Five years ago, “out of the blue”, after originally seeing a doctor complaining of cold, bruised feet, Catherine Campbell found herself undergoing heart surgery.
Catherine, 48, from St Mellons, Cardiff, said: “I had been having problems with my feet. They were extremely cold and bruised and I had no idea why so I decided I should get it checked with a doctor.
“During the winter months they were just colder than ever and socks just wouldn’t keep them warm. They were painful too. After doing some research I assumed I had something called Raynaud’s, which is quite a common condition that affects the blood supply to certain parts of the body, usually the fingers and toes.
“When he looked at it, he referred me to an orthopaedic surgeon, then a vascular surgeon who performed various tests as it seemed it was actually a sign that something else might be wrong.
“I had an ultrasound, followed by an MRI scan and they found a blood clot in my foot which was causing the circulation to be cut off and that’s why it was going black.
“He organised an electrocardiogram but I just thought it was a normal ECG but it wasn’t. He put a line into my wrist then used a solution to do what they call a bubble test.
“That was when they told me I had a hole in my heart. I couldn’t believe it. It was a complete shock. It came completely out of the blue.”
Catherine had never had any health problems or any indication that might suggest she had a heart condition.
“I was the most competitive person at school,” she said. “I was in every single team and loved athletics, especially the 100 and 200m. I believe that about one in 10 people are born with a hole in the heart but problems don’t always occur until later in life, like in my case.
“My feet were feeling so cold because the circulation was affected due to the hole in my heart but I suppose you would never really connect a problem foot with a heart problem, which is why it’s worth knowing the various symptoms for the various types of heart disease and problems that exist.
“I would always say to people not to write anything off. If you’re worried about something, if something doesn’t seem quite right, then it’s always worth getting it checked.”

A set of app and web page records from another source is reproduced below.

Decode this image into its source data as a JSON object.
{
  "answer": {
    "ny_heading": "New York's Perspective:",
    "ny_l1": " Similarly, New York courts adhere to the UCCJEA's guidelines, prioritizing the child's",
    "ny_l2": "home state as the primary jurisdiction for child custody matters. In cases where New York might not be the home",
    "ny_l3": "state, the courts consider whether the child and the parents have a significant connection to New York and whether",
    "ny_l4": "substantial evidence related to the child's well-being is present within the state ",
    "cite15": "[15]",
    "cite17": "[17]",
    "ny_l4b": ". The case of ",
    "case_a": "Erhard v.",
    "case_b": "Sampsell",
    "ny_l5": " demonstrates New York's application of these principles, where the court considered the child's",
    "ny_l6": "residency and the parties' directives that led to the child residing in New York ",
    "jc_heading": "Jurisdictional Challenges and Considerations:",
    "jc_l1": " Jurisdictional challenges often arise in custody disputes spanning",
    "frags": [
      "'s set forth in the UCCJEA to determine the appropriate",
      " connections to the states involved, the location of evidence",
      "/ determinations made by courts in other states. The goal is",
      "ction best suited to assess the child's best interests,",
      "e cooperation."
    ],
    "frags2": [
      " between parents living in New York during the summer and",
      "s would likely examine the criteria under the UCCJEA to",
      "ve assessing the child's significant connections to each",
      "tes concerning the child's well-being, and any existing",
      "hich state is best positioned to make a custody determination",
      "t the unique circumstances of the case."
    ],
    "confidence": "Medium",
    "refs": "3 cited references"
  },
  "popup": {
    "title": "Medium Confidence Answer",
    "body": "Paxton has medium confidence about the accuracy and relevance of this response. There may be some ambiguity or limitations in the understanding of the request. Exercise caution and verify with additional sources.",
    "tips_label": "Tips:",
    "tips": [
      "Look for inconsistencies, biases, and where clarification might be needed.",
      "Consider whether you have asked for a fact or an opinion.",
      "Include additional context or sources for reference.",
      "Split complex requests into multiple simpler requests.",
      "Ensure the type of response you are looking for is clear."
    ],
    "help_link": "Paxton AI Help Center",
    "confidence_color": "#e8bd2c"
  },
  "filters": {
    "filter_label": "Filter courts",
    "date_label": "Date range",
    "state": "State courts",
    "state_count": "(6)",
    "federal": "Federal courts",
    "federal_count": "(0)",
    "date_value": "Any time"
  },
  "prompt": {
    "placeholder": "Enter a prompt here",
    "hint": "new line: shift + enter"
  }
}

Catherine, who has a daughter Imogen, who is 19 and at university in Birmingham, was told she would be operated on via keyhole surgery and only needed to spend one night in hospital.
She recovered well with plenty of rest but the operation to repair the hole in heart (by inserting a metal device to the hole for new heart muscles to grow over it) didn’t fix her feet.
She said: “I had a general anaesthetic but I was back to work and feeling great within eight days.”
It healed well but she still suffers with pains in her feet, particularly if it is cold or she has been wearing high heels for too long.
At the time of her diagnosis, Catherine was running two businesses in Newport, selling fashion and accessories and she had many customers.
But Catherine Campbell now has a new job, one that brings an awful lot of job satisfaction.
She has been working as the South East Wales fundraising manager for the British Heart Foundation since March and says there’s something very appealing abut working for an organisation that, pardon the pun, is so close to her heart.
“I’ve been there since March, I’m really enjoying it and it’s going really well. It’s lovely to work for an organisation which is so close to my heart. It’s a different platform for me and it’s so interesting meeting people from all sorts of backgrounds with different stories to tell.
“A few weeks ago, we did a sponsored toddle walk and it’s very varied and exciting.”
The BHF is the UK’s number one heart charity and works to raise money that will help research into fighting all the different types of heart disease.
They include angina, heart attack, heart failure and abnormal heart rhythms – as well as many other conditions, including congenital heart disease – those that you are born with, like Catherine.
She says: “For me, working at the British Heart Foundation is important because I’ve been a beneficiary. I’m very passionate about the work that they do. Academically I’m a scientist and worked as a biologist for a textiles company, then I ran my own business and now this, which is very different.
“I decided to close the business last year, for various personal reasons, and when I saw the opportunity to work for BHF I jumped at the chance. I started originally doing voluntary work and really enjoyed it so when the chance came to work in fund-raising in South Wales, I jumped at it.
“The BHF does such good work and is an essential tool in communicating about heart disease and I’m enjoying the challenge. The work they do is fantastic and I’m honoured to be on board.”
HEART DISEASE SUPPORT:
Although many people think of heart disease as a man’s problem, women can and do get heart disease, both coronary and congenital (presenting abnormalities in the heart).
More than 1,800 women in Wales die from coronary heart disease each year, according to Welsh mortality statistics 2011.
It kills nearly three times as many women as breast cancer and is the single biggest killer of women across the UK.
Catherine was shocked to discover she had a hole in her heart but said she found the British Heart Foundation website a great help in support and researching her condition.
It has a separate section solely for women, featuring women with all sorts of stories to tell.
There are downloadable information sheets available at on the British Heart Foundation’s website.